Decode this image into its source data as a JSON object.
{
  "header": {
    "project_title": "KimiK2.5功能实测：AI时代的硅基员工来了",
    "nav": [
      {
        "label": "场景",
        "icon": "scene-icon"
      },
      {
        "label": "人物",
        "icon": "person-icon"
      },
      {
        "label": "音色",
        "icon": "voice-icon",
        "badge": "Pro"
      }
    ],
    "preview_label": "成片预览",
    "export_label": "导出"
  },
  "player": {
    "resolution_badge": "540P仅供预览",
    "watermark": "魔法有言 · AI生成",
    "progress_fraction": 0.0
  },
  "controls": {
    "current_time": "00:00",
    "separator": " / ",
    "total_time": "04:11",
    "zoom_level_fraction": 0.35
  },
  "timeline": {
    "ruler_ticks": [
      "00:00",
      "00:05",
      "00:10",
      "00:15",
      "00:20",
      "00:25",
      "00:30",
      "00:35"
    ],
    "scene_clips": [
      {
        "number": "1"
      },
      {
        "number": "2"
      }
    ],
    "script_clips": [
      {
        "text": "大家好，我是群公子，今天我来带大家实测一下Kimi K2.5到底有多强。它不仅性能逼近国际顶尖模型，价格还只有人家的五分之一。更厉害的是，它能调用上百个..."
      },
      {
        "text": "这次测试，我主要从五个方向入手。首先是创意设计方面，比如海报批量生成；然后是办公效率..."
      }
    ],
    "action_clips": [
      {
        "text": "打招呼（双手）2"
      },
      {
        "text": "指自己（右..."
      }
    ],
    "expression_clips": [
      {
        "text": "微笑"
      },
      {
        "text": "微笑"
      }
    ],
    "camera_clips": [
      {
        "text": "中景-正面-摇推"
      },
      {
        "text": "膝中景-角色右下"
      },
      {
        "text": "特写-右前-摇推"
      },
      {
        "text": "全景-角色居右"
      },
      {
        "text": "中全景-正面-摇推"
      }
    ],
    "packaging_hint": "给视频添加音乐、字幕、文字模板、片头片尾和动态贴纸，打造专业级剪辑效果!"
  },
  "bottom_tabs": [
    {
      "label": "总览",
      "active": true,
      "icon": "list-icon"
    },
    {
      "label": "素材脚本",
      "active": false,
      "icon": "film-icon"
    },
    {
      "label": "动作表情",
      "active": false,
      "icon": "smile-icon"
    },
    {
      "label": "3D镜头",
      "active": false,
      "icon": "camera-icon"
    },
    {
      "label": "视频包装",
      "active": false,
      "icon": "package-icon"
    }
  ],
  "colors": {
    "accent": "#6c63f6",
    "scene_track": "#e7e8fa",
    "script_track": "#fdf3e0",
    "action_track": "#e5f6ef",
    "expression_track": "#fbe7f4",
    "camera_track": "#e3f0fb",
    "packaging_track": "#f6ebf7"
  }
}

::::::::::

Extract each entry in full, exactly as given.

**Result for this task**:
Decode this image into its source data as a JSON object.
{
  "header": {
    "project_title": "KimiK2.5功能实测：AI时代的硅基员工来了",
    "nav": [
      {
        "label": "场景",
        "icon": "scene-icon"
      },
      {
        "label": "人物",
        "icon": "person-icon"
      },
      {
        "label": "音色",
        "icon": "voice-icon",
        "badge": "Pro"
      }
    ],
    "preview_label": "成片预览",
    "export_label": "导出"
  },
  "player": {
    "resolution_badge": "540P仅供预览",
    "watermark": "魔法有言 · AI生成",
    "progress_fraction": 0.0
  },
  "controls": {
    "current_time": "00:00",
    "separator": " / ",
    "total_time": "04:11",
    "zoom_level_fraction": 0.35
  },
  "timeline": {
    "ruler_ticks": [
      "00:00",
      "00:05",
      "00:10",
      "00:15",
      "00:20",
      "00:25",
      "00:30",
      "00:35"
    ],
    "scene_clips": [
      {
        "number": "1"
      },
      {
        "number": "2"
      }
    ],
    "script_clips": [
      {
        "text": "大家好，我是群公子，今天我来带大家实测一下Kimi K2.5到底有多强。它不仅性能逼近国际顶尖模型，价格还只有人家的五分之一。更厉害的是，它能调用上百个..."
      },
      {
        "text": "这次测试，我主要从五个方向入手。首先是创意设计方面，比如海报批量生成；然后是办公效率..."
      }
    ],
    "action_clips": [
      {
        "text": "打招呼（双手）2"
      },
      {
        "text": "指自己（右..."
      }
    ],
    "expression_clips": [
      {
        "text": "微笑"
      },
      {
        "text": "微笑"
      }
    ],
    "camera_clips": [
      {
        "text": "中景-正面-摇推"
      },
      {
        "text": "膝中景-角色右下"
      },
      {
        "text": "特写-右前-摇推"
      },
      {
        "text": "全景-角色居右"
      },
      {
        "text": "中全景-正面-摇推"
      }
    ],
    "packaging_hint": "给视频添加音乐、字幕、文字模板、片头片尾和动态贴纸，打造专业级剪辑效果!"
  },
  "bottom_tabs": [
    {
      "label": "总览",
      "active": true,
      "icon": "list-icon"
    },
    {
      "label": "素材脚本",
      "active": false,
      "icon": "film-icon"
    },
    {
      "label": "动作表情",
      "active": false,
      "icon": "smile-icon"
    },
    {
      "label": "3D镜头",
      "active": false,
      "icon": "camera-icon"
    },
    {
      "label": "视频包装",
      "active": false,
      "icon": "package-icon"
    }
  ],
  "colors": {
    "accent": "#6c63f6",
    "scene_track": "#e7e8fa",
    "script_track": "#fdf3e0",
    "action_track": "#e5f6ef",
    "expression_track": "#fbe7f4",
    "camera_track": "#e3f0fb",
    "packaging_track": "#f6ebf7"
  }
}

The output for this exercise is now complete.